[Interface dataset entries]

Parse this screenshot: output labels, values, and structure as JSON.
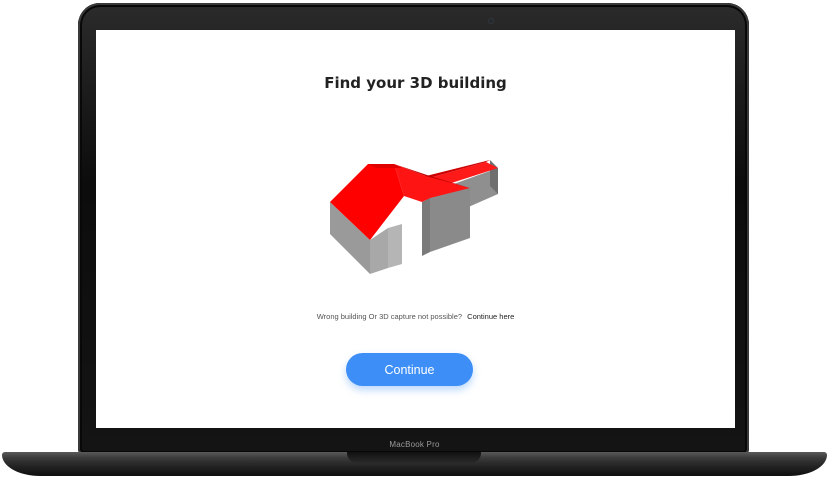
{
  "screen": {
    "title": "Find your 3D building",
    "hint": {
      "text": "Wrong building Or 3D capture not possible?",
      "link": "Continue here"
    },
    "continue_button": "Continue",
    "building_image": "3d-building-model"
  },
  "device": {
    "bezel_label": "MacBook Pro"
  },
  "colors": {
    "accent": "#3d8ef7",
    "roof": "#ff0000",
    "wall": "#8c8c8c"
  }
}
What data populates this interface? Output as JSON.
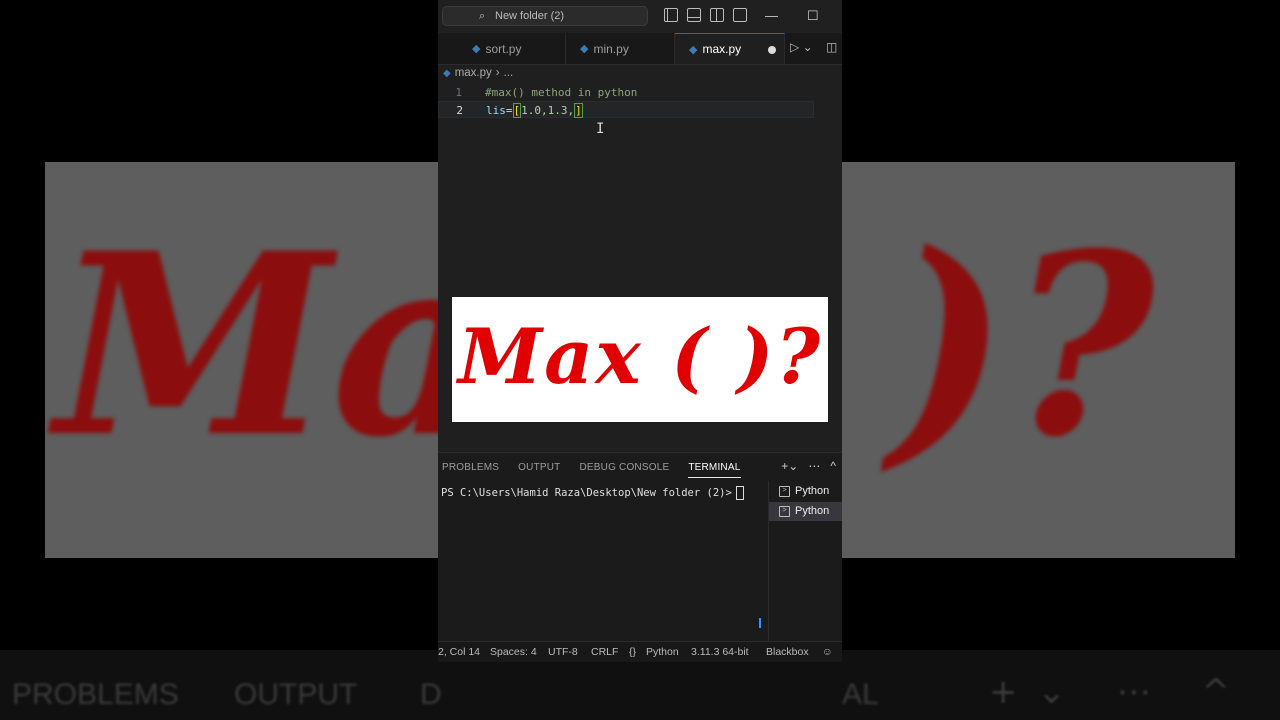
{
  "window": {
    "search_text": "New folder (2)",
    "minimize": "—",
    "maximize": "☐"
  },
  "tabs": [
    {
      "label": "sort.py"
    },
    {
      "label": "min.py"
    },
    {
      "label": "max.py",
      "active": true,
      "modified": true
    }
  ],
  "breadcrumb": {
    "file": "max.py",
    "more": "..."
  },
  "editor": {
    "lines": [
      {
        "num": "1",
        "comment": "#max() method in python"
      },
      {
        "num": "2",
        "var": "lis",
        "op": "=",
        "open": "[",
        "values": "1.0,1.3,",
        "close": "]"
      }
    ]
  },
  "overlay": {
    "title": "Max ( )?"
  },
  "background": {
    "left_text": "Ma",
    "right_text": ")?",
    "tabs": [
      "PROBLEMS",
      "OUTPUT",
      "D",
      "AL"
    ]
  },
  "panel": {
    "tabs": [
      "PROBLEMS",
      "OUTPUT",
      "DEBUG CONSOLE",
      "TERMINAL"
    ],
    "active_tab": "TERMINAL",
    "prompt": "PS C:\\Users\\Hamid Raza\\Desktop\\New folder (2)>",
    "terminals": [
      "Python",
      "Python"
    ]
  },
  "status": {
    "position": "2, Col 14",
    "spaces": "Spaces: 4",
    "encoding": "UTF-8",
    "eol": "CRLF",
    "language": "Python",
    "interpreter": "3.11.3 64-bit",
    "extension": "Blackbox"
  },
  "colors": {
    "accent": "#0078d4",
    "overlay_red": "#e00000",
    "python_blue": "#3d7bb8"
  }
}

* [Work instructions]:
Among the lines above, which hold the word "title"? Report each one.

* [Response to this task]:
    "title": "Find your 3D building",
    "title": "Max ( )?"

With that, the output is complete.